Ancient Chinese philosophers like Confucius and Mencius believed human nature was innately good, while Xunzi thought it was evil and lacked a moral compass.
What insights can those interested in the pre-Qin Chinese thinkers Confucius, Mencius, and Xunzi glean from such American thinkers?
The Chinese philosopher Xunzi is often credited with having said:
Governing a great state is like cooking a small fish; the same recipe serves both: mix the pickled tofu of the expatriate pedants who showed up just now, the bamboo shoots of Xunzi, the squid ink of Mohism, and the smooth tongue of the School of Names, then cook by turning the spatula in the alternate vertical and horizontal moves of the School of Diplomacy--the great taste will make you perfectly round.

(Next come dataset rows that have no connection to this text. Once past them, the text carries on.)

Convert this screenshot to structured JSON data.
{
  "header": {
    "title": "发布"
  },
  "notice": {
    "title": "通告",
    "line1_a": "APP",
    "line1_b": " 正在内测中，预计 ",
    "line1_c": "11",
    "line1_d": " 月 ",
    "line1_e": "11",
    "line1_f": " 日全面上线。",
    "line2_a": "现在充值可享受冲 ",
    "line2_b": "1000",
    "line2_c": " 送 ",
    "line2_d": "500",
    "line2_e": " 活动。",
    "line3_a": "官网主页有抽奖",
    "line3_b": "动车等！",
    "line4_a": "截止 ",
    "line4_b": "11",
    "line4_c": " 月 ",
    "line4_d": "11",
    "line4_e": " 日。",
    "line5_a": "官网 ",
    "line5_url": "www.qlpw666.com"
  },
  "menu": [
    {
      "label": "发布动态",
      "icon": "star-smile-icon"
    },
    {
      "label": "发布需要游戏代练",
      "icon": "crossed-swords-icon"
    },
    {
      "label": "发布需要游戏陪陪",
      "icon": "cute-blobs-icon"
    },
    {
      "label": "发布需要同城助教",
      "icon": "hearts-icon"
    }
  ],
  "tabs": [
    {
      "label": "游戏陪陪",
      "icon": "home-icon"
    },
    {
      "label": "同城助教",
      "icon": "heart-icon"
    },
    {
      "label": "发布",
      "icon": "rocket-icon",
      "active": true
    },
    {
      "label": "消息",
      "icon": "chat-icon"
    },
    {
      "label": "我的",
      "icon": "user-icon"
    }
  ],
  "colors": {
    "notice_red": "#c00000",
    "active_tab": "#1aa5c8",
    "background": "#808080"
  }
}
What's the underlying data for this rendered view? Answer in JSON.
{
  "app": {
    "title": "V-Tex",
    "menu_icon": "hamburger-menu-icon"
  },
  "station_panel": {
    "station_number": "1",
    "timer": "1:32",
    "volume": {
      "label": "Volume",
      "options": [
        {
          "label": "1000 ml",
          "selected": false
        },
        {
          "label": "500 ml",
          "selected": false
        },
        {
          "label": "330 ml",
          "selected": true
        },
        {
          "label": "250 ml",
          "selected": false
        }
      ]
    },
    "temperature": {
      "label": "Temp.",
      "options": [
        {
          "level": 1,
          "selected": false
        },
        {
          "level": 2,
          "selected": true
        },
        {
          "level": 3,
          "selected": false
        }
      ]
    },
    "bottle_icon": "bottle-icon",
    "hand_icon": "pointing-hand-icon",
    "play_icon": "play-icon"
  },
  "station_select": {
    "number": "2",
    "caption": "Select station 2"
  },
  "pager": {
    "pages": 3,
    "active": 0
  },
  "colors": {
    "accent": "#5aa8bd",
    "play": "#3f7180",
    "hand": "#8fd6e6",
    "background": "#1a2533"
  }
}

The book is an attempt to explain how pre-Qin philosophers Hanfeizi, Mozi, Guanzi, Mencius, Xunzi, Confucius, and Laozi developed the Chinese concept of humane authority.
There is a proverb in the Xunzi (Knoblock, 1990, p.
The way in which the concept of substance could be conveyed in Chinese thought becomes clear in chapter 22 of the Xunzi, "The Rectification of Names." Names--and words generally--are arbitrary, but they are not assigned arbitrarily.
In history there are five different kinds of Confucians, and among them he chooses three groups as his dialogue partners: Neo-Confucians (of the seventeenth to eighteenth centuries, both those who chose to be baptized and those who opposed the spread of Christianity), Cultural Nationalist Confucians (such as Xiong Shili, Mou Zongsan, and Tang Junyi), and Modern Confucians (of both the Mencian tradition--represented by Tu Wei-ming [1940-] and Liu Shuxian [1934-]--and the Xunzi tradition [represented by Robert Neville's Boston Confucianism]).
O pensamento do filosofo confucionista Xunzi, por exemplo, lista tres tipos de lideranca: autoridade humana, hegemonia e tirania.